TO MARK the re-opening of the Old Bishop’s Palace as King’s Ely’s new Sixth Form centre, the Ely Society has published the first ever history of the Palace, which is the largest mediaeval building in Ely after the Cathedral.
A History of the Bishop’s Palace at Ely: Prelates and Prisoners was written by Francis Young, the Assistant Director of Sixth Form at King’s Ely, and draws on records in the British Library, Cambridge University Library and the Archbishop of Canterbury’s library to tell the previously unknown story of this remarkable building.
The booklet reveals that the Palace in Ely was just one of ten palaces once owned by the powerful Bishops of Ely, only two of which still survive intact. Built by Bishop Alcock in the 15th century, the Palace was once a much larger complex of buildings including a now-demolished great hall. It witnessed the turmoil of the Reformation and was turned into a prison for Catholics by Queen Elizabeth I. The prisoners turned against Elizabeth and her successor, King James I, and in November 1605 the sons of two of the men imprisoned at Ely, Francis Tresham and Robert Catesby, were involved in the Gunpowder Plot to blow up the King and the Houses of Parliament. Later, Oliver Cromwell’s soldiers ripped the lead roof off the Palace to make shot and the building was meant to be pulled down. Miraculously it survived, and went on to house the Bishops of Ely until 1940 when it became a Red Cross Hospital and, after the Second World War, a school for disabled children. From 1983 until it was acquired by King’s Ely in 2010, the Palace was a Sue Ryder care home.
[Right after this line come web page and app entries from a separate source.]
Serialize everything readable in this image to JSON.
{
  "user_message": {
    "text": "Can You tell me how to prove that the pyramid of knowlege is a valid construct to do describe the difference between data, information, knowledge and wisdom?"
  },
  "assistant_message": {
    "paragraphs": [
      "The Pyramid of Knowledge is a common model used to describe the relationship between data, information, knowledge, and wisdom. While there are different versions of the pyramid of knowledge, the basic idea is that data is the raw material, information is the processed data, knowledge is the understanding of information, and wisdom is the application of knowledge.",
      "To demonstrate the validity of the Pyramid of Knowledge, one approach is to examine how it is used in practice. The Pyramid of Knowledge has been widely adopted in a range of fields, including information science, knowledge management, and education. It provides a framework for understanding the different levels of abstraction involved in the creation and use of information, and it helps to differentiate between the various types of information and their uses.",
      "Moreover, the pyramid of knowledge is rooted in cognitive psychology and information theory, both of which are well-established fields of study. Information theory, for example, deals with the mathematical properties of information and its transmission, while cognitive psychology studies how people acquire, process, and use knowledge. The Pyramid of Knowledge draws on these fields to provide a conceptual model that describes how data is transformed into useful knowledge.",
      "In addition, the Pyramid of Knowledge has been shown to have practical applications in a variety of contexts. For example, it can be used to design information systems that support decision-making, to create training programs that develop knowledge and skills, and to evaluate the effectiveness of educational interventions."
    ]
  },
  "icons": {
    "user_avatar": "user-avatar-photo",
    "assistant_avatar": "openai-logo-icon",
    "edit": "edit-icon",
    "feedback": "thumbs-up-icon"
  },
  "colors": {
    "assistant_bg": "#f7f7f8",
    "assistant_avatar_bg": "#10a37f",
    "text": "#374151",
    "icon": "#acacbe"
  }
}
The Palace officially re-opened in September 2012 as the home of King’s Ely Sixth Form, providing outstanding 21st century facilities in a historic and beautiful setting.
Author Francis Young will be speaking to the Ely Society on ‘The Bishop’s Palace: its History and Development 1486-1781’at the Methodist Church Hall in Chapel Street, Ely, from 7.30pm on Wednesday October 10.
The booklet is on sale in Burrow’s Bookshop, Topping’s Bookshop, the Cathedral Shop and Ely Tourist Information Centre in Oliver Cromwell’s House, priced £3.99.